• Task objective:
Copy out each line of the material below that holds the string "site".

• Data for review:
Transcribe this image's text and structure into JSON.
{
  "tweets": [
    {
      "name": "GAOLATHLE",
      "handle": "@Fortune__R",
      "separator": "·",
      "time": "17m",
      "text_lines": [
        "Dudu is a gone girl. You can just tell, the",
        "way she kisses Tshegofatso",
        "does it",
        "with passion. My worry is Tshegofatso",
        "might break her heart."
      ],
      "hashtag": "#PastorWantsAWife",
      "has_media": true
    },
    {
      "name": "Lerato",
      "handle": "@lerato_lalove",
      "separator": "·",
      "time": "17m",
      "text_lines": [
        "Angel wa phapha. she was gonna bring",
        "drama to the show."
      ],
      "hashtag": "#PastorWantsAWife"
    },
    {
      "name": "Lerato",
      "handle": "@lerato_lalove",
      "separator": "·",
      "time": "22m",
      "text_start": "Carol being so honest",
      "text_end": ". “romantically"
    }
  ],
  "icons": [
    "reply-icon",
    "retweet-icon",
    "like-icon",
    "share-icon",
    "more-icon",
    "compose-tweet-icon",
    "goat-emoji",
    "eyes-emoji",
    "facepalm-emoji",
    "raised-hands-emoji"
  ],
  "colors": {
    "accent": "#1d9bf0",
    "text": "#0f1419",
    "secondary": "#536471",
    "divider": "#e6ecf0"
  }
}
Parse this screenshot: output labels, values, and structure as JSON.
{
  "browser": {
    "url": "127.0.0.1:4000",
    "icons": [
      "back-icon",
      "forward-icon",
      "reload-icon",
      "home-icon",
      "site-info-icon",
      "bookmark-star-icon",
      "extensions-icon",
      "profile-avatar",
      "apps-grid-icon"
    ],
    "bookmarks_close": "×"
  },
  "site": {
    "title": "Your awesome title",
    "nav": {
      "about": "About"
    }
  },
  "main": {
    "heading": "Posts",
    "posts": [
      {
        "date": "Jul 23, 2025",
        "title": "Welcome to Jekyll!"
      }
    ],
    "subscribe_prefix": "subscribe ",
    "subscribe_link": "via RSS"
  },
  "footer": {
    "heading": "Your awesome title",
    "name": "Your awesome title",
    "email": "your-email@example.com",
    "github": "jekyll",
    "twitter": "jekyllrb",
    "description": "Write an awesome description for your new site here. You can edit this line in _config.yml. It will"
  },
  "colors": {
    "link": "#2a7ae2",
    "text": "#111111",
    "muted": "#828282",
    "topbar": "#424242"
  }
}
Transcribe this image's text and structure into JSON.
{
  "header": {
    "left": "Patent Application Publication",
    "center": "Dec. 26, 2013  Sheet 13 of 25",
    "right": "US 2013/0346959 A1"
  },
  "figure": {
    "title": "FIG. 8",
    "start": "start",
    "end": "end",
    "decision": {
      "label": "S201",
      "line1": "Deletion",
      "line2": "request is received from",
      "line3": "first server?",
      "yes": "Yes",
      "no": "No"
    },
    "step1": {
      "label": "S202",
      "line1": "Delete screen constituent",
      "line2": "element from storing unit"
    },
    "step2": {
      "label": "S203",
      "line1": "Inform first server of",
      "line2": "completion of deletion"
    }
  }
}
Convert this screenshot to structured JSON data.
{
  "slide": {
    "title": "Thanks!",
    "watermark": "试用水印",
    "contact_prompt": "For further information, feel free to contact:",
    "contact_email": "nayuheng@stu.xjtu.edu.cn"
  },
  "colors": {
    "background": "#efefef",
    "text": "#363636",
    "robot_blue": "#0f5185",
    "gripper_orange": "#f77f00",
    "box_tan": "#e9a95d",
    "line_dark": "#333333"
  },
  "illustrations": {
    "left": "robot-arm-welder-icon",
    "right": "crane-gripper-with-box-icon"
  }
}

• Response box:
      "site-info-icon",
  "site": {
    "description": "Write an awesome description for your new site here. You can edit this line in _config.yml. It will"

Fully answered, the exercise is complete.